The words 'trusted' and 'bank' seldom appear in the same sentence. Perhaps this is because, given the everyday stories of pensions mis-selling, home income scandals, and Equitable Life losing its way, it would be surprising if there wasn't a degree of mistrust.
In retail financial services we have to operate to particularly high standards of honesty and risk-aversion. But must every thing be risk-averse, simply to safeguard people's savings?
This is where issues of risk, reward and honesty come together. Not every one needs to be sure that all their money is absolutely secure. But most people do, and it's essential they're not sold some thing that has a nasty surprise at the end. To understand how this is linked with honesty, we need to look at how financial services providers sell their wares.
Advertisements promote the best features of a product - not all the features, just the best ones. If a provider's interest rate isn't great, they'd rather not mention it; if they compare well against some competitors but not others, the latter will probably be left off the comparison tables. If it's an equity investment, it will probably be com pared with a basic building society account. And only the eagle-eyed will spot the qualifying information buried in the small print.
Is this honest? Is it clear? Is it designed to ensure that consumers know exactly what they're taking on? Or is it de signed to generate sales regard less of the real understanding of the purchaser?
Even the much-loved best buy tables are open to manipulation. They represent an instant, spot price, whereas the products they're covering are, even at their shortest, medium term. A good spot price for a few days gets you into the top three. If an organisation then with draws that spot price, it can still claim that it frequently features in best-buy tables. And best-buy tables make good copy.
When endowment mortgage products were first introduced they were heralded as a great alternative to a simple repayment option. Now that market returns have dipped, commentators have been quick to condemn suppliers.
But those who took out an endowment mortgage because a newspaper said they were good cannot then get reparation from the paper. At the end of the day, the consumer made the decision to purchase.
Many commentators do seek out misleading data.
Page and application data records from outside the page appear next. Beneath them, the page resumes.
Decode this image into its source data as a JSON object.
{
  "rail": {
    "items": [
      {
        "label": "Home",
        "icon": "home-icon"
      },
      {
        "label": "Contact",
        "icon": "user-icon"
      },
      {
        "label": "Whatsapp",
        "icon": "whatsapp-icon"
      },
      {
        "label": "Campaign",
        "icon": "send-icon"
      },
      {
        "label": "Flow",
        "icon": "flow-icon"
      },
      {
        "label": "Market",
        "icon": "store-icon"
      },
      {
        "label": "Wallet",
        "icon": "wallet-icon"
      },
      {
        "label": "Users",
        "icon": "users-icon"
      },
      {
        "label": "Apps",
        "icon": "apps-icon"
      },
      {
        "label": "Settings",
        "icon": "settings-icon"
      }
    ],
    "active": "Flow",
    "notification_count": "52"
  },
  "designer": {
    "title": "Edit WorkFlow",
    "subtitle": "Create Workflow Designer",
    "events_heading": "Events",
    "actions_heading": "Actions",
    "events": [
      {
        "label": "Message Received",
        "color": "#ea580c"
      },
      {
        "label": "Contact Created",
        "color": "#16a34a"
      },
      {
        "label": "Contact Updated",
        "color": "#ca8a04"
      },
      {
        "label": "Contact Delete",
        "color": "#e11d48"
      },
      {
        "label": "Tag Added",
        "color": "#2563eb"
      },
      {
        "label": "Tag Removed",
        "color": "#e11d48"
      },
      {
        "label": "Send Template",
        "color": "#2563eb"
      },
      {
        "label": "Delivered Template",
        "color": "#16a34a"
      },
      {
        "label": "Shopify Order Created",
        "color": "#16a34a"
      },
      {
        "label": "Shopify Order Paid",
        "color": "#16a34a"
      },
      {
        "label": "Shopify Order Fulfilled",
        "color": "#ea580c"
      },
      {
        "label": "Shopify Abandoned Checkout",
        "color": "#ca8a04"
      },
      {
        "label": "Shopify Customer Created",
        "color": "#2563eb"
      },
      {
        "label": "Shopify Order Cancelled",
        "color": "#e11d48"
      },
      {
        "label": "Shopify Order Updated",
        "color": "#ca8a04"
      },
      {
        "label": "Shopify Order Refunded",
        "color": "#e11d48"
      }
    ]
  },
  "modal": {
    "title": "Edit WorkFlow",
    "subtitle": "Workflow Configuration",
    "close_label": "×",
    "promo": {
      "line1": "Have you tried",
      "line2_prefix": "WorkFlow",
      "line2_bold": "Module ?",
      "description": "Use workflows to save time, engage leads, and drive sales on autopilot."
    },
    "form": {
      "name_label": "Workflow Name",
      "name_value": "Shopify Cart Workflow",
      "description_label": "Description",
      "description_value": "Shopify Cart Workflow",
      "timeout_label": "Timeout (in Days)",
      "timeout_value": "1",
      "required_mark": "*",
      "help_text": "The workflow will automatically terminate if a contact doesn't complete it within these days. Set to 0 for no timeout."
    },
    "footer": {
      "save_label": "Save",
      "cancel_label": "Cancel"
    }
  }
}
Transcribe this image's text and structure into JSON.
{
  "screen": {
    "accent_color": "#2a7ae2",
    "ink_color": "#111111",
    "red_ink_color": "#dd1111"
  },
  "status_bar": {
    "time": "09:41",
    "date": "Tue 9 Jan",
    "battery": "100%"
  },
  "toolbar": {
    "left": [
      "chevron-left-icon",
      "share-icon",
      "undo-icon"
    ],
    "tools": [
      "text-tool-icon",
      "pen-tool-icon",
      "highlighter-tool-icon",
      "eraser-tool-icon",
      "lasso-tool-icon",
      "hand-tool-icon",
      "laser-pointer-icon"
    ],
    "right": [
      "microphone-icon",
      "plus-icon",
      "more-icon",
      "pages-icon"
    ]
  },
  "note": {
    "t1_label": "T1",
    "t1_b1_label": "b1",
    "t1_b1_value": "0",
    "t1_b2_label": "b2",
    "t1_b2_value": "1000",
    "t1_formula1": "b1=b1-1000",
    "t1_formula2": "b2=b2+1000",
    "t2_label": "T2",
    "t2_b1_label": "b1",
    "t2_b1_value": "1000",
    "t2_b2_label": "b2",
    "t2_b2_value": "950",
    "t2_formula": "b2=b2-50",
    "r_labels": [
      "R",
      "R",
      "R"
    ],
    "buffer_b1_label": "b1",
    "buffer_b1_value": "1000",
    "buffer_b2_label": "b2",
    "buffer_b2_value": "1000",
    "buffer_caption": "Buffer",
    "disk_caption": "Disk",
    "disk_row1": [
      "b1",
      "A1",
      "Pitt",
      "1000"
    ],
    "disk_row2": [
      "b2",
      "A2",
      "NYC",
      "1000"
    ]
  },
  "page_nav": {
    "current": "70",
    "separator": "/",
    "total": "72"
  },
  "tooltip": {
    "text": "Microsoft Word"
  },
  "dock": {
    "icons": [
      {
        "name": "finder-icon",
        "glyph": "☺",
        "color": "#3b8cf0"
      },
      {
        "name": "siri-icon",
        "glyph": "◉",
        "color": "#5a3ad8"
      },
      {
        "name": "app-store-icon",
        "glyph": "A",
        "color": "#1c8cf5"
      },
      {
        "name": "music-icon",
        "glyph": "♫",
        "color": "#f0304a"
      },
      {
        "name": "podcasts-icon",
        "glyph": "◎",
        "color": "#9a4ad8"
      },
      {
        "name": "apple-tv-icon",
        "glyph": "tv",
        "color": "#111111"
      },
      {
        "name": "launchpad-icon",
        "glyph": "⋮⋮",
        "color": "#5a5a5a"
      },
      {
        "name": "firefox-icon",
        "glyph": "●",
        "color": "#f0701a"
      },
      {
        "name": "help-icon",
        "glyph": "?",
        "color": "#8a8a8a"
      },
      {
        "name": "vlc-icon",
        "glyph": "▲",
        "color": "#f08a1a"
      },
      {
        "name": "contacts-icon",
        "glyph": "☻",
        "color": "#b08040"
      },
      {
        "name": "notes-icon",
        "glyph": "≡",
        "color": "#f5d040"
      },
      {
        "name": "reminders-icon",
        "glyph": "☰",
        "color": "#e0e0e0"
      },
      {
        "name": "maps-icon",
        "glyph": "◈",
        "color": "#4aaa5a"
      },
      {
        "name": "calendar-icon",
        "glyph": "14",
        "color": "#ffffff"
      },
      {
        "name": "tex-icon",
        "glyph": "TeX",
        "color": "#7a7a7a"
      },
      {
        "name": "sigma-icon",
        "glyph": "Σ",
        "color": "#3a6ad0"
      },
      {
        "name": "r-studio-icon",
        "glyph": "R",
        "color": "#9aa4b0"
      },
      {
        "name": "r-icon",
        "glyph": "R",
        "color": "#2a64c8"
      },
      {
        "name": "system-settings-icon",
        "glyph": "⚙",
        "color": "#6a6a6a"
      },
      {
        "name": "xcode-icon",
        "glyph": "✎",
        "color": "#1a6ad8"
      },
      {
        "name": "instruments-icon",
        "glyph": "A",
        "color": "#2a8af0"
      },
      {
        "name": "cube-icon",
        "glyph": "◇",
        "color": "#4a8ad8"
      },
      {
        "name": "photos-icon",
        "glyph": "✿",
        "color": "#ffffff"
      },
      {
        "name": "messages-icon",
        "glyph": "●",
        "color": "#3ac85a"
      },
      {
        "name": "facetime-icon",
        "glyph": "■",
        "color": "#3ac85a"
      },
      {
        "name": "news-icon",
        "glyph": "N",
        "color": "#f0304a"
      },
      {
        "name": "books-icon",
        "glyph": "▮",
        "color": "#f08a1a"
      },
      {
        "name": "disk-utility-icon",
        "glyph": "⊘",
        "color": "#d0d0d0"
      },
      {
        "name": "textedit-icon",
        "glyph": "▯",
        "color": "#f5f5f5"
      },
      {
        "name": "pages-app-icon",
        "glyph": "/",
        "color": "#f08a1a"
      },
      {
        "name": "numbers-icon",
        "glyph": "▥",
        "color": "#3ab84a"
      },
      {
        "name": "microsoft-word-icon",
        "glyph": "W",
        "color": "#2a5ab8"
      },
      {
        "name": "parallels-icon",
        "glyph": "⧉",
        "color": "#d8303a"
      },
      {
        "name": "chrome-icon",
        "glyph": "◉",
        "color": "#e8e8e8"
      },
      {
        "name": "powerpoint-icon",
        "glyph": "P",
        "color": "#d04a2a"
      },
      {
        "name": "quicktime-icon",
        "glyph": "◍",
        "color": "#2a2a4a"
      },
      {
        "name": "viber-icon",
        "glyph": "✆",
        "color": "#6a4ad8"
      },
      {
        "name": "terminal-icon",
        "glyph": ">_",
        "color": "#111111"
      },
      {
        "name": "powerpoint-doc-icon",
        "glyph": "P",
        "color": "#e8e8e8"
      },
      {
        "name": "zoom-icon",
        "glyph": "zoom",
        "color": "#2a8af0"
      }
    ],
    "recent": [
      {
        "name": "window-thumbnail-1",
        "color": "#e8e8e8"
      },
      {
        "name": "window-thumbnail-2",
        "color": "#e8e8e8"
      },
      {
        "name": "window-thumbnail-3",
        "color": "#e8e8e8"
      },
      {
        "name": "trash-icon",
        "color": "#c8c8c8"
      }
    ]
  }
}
The Sun day Times Adwatch recently pointed out that a certain bank offering an interest rate on its current account of 5.38% actually required a balance of [pound]500,000 to qualify for this rate, and the rate on less than [pound]5,000 was zero. …